Ferrari junior and 2015 GP2 runner-up Giovinazzi was drafted in by Sauber on Saturday to replace Pascal Wehrlein, who withdrew from the race weekend due to an ongoing back injury.

Giovinazzi qualified 16th on Saturday, narrowly missing out on a place in Q2, and then enjoyed a trouble-free race en route to 12th at the checkered flag, two laps down on race winner Sebastian Vettel.

“It was a good race, and I am happy with my performance today,” Giovinazzi said.

“My objective was to gain more experience and collect mileage in the car. I will sit together with my engineers to analyze areas where I can improve.

“I want to thank the Sauber F1 Team and Scuderia Ferrari again for this opportunity. It was an amazing race weekend for me.”

Sauber team principal Monisha Kaltenborn was full of praise for Giovinazzi: “A very impressive performance from Antonio during his first Formula 1 race. He showed his potential as well as what the car is capable of.”

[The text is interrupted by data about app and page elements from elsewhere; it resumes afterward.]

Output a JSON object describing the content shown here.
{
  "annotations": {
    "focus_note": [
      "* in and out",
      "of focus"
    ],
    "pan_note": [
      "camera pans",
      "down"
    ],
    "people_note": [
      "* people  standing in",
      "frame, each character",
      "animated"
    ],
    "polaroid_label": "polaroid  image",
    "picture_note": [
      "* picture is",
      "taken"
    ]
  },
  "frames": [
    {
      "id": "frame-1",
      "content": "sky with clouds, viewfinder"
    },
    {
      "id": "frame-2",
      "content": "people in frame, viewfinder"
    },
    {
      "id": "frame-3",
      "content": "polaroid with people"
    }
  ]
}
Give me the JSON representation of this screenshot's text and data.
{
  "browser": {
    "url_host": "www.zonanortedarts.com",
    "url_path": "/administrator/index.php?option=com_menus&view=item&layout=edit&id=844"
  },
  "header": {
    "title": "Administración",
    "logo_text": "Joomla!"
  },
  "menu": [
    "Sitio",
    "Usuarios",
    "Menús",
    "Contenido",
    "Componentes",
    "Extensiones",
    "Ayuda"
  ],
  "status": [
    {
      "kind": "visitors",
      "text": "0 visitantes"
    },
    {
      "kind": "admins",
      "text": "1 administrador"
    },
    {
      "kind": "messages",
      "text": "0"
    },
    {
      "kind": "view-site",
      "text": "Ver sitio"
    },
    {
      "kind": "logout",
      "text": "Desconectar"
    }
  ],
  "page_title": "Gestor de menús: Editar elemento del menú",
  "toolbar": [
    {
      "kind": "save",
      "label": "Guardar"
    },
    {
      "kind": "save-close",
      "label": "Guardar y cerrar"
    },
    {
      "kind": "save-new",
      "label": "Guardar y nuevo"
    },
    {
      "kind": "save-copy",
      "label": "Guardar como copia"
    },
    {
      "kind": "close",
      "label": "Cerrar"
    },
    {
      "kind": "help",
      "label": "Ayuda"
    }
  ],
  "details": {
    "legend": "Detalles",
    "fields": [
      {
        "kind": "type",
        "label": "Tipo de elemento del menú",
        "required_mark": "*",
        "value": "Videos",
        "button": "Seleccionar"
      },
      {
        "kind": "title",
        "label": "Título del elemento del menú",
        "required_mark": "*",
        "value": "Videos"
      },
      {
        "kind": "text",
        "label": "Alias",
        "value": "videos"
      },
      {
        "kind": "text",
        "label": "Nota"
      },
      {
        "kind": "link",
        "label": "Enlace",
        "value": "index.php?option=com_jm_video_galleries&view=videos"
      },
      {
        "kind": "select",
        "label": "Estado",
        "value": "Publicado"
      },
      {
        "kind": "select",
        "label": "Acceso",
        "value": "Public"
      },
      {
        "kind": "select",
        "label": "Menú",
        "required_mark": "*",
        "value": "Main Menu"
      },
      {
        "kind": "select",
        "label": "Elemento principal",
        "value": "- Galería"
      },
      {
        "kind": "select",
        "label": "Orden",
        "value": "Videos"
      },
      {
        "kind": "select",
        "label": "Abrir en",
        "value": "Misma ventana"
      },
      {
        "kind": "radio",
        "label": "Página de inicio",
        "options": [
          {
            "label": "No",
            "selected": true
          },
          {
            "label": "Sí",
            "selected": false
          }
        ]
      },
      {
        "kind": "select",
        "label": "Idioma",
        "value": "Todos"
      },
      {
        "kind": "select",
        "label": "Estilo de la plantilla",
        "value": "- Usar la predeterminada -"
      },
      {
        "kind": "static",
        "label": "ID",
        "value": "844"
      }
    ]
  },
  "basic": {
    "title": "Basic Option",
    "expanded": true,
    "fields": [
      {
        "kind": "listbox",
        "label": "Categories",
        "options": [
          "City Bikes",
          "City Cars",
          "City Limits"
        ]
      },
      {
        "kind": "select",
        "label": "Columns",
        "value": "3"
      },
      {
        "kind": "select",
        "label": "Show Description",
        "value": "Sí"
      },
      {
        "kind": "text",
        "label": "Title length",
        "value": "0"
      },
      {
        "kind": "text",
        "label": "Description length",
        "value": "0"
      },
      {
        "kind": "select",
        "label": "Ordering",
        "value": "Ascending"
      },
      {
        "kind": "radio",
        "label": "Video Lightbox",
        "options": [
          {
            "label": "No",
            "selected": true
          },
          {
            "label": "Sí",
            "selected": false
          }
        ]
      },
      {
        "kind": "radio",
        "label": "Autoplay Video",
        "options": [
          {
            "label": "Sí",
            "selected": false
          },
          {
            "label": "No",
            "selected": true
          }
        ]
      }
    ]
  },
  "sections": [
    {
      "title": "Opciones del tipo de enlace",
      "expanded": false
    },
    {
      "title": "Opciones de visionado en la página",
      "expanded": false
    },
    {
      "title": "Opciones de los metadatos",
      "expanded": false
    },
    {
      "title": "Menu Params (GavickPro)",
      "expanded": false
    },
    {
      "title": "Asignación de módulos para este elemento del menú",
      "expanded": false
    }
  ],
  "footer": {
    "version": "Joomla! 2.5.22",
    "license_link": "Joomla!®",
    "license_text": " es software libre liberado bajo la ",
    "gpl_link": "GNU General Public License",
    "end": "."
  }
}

Giovinazzi is now set to return to his reserve driver duties at Ferrari, with Wehrlein expected to be back at full-fitness for the Chinese Grand Prix in two weeks’ time.